Slickwater hydraulic fracturing (also known as fracking)—combined with horizontal drilling—is a fairly new method of natural gas extraction. The process involves pumping thousands of gallons of high-pressure fresh water containing a mixture of toxic chemicals deep underground, into the shale layer of the Earth’s crust. This pumping fractures the shale and releases bubbles of methane (natural gas) trapped there. At the same time, it unleashes countless toxic substances, relies on incredible numbers of diesel-powered trucks, and forever poisons vast quantities of water.

Fracking is beyond risky. It is an uncontrolled experiment that turns the earth inside out, releases carcinogens into communities, and ignores the rights of future generations. Fracking is contamination without consent.

Because Living Downstream was already completed by the time I learned about fracking, the film does not address the topic of fracking at all. And yet the two are profoundly interconnected. The film is about the ways in which toxic chemicals travel through our air, water, and soil. Fracking makes use of toxic chemicals and then sends them on a similar journey into the wider environment. The film is about the ways in which toxic chemicals are thought to be affecting human health and contributing to the burden of cancer. Fracking makes use of chemicals that are known to cause cancer—not to mention neurological disorders and reproductive harm.

The film is about the creation of toxic chemicals. And here’s something most people don’t know: fracking is the starting point for the creation of many chemical carcinogens. The methane and other hydrocarbons liberated from shale by fracking are not just burned for energy. They are used as building blocks for PVC plastic, farm chemicals, and solvents. Fracking is ushering in a boom in petrochemical production, as a new report called “Petrochemicals” in Chemical & Engineering News illustrates. (Sandra will be writing more about this topic in the future.)

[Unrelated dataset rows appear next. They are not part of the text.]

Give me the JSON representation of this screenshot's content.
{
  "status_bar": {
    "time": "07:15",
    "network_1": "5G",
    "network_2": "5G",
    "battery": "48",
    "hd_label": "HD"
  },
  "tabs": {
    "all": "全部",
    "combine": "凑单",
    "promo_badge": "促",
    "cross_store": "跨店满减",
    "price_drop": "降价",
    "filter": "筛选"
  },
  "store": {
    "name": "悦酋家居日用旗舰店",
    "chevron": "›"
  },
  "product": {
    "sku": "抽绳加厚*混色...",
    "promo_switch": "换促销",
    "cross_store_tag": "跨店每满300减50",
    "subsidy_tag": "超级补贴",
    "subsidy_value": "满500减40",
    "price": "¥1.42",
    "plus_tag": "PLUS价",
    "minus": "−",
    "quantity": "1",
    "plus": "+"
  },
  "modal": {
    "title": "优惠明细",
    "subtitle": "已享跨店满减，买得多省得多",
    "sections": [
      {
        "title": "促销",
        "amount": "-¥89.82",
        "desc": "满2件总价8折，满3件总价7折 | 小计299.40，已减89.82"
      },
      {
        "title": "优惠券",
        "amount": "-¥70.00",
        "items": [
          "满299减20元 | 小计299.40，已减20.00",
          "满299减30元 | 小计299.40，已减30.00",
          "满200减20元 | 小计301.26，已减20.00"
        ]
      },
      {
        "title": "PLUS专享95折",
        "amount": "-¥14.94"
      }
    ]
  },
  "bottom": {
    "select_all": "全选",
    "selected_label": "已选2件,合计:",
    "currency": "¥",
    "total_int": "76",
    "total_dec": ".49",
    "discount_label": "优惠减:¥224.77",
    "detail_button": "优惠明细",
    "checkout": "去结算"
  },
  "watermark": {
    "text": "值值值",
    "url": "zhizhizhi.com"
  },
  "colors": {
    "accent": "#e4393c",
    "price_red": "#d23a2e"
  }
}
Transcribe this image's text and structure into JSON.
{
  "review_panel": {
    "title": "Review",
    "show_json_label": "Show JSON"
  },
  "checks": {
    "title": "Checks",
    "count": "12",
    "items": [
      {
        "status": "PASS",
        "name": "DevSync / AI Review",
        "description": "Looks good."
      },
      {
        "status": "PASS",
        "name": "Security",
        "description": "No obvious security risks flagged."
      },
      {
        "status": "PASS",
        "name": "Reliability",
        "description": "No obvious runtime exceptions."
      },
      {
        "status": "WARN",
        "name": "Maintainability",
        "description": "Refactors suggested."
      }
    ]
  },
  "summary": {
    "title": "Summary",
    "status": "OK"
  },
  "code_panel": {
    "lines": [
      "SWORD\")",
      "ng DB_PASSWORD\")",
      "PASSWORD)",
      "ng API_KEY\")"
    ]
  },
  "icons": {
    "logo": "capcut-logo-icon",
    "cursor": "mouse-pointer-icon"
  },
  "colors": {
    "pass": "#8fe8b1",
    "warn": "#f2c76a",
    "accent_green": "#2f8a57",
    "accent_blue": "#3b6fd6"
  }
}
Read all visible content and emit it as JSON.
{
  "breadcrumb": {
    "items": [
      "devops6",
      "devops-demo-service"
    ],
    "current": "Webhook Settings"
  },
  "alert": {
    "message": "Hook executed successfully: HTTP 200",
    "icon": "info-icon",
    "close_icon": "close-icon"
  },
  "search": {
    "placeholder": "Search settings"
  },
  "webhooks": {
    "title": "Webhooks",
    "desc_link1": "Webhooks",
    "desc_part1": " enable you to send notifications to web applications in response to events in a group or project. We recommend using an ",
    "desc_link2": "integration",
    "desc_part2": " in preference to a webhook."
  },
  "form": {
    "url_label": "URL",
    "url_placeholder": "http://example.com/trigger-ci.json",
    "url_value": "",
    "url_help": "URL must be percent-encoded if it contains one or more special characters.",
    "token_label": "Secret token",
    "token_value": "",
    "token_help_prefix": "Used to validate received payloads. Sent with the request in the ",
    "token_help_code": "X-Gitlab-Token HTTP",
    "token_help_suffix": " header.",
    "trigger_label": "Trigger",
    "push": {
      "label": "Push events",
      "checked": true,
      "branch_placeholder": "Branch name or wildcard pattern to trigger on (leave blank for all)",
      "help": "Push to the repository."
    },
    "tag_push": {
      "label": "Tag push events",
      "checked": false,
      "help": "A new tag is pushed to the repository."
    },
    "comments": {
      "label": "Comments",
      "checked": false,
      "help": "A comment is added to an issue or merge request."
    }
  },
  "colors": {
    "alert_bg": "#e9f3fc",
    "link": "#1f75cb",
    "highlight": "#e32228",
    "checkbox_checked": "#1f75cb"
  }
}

Mostly, my film is about Sandra Steingraber’s work to break the silence about the link between environment and human health. Fracking—and specifically the threat posed by fracking to her home of New York State—has kicked Sandra’s environmental health work into high gear. She is standing on the frontlines with thousands of grassroots activists and is asking the rest of us to join the fight against fracking.

In November 2011, Teresa Heinz and the Heinz Family Foundation presented Sandra with a prestigious Heinz Award for her work calling public attention to the effects of toxic chemicals on human health. The Heinz Awards celebrate individuals who have had a meaningful and enduring impact with their efforts to improve the lives of others. In her statement, The Heinz Award and What I Plan to Do With It, Sandra dedicated the $100,000 award to the ongoing grassroots struggle against fracking. In March 2012, Sandra announced that the Heinz Award would be used to launch New Yorkers Against Fracking, a statewide coalition.

Just as Sandra’s words—written and spoken—have been a powerful tool in the fight against fracking, I hope our film can also serve in this important fight. I hope you’ll join the fight too. To quote Sandra: Bring what you can.

Chanda Chevannes is a Toronto-based documentary filmmaker and writer. Her first feature-length documentary, Living Downstream, is currently available for public screenings. The Living Downstream Educational DVD is also being made available to grassroots anti-fracking groups at a discounted rate.


Also in the Spring 2012 Issue of An Ounce

Published: May 14th, 2012